In an all-too-representative speech, while preparing for one of the P5+1 (the five permanent members of the UN Security Council plus Germany) nuclear negotiation sessions, Ahmadinejad stated that “the Iranian nation is standing firm on its fundamental rights and under the harshest pressure will not retreat an iota from its undeniable right." Further, he issued a warning, "On behalf of the Iranian nation, I advise the enemies and the arrogance (the United States) to change their behaviour towards our nation, and they should know that the Iranians are standing firm in defending their rights."
To the former president, Iranian nuclear enrichment was a vital form of protest against American hegemony. By continuing to thumb his nose at Western demands to cease enrichment he was protesting American dominance of foreign affairs.
Prior to ascending to the presidency, Rouhani served as Iran’s chief nuclear negotiator under reformist former President Khatami. During this period Rouhani was able to pull off one of the most significant moments of diplomacy in the Islamic Republic’s nuclear history. While the head nuclear negotiator, Rouhani was able to convince the supreme leader and the president to voluntarily suspend enrichment in an effort to foster goodwill and restart negotiations. Unfortunately, this deal would falter with rejection by the Bush administration and the election of the hardline Ahmadinejad.
Just as above, both Ahmadinejad and Rouhani's relationships with the West are rooted in their differing opinions on compromise. While Ahmadinejad served as one of the world’s great foils to American hegemony, Rouhani has expressed openness to re-opening the lines of communications between the two countries for the first time since 1979.

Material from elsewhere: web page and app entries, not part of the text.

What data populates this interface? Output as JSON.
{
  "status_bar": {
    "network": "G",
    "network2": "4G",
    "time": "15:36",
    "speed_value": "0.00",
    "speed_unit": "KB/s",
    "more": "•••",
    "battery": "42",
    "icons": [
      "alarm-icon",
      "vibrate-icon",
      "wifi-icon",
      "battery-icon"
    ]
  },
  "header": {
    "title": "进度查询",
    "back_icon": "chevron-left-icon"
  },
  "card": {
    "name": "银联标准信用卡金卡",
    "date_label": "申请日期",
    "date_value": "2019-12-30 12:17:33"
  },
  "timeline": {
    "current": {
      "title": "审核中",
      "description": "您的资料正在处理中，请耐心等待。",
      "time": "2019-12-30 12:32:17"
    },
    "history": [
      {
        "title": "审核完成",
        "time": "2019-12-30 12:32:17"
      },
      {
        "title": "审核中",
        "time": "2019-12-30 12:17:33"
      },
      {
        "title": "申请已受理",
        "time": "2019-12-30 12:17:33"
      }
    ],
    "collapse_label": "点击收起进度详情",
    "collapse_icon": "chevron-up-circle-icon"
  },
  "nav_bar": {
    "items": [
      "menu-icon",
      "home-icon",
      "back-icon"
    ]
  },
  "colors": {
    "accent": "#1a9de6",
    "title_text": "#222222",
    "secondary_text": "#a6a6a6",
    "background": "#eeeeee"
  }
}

In 2006 President Ahmadinejad wrote a letter to American President George W. Bush laying out a variety of complaints. This document reads like a laundry list of anti-Western complaints with numerous references to “the Zionists” and the alleged duplicity of American foreign policy. Ahmadinejad spent his entire presidency as just such a foil to American hegemony, supporting and befriending other anti-Western leaders such as Hugo Chavez and Fidel Castro. He also became a voice of outlandish anti-Western claims including accusing the West of creating the HIV virus to infect the developing world and create a market for big pharmaceuticals.
President Rouhani, ever the pragmatist, has in the past few days added to his diplomatic bona fides. After an exchange of letters following his election between him and President Barack Obama, it now seems there is a possibility that the two will meet at next week’s United Nations meetings. This would mark the first face-to-face meeting between Iranian and an American heads of state since the revolution in 1979. The possibility of this historic meeting has come from tremendous public diplomacy between the two presidents as well as Rouhani’s higher capacity for decision-making in Iran, due to his close relationship with the supreme leader.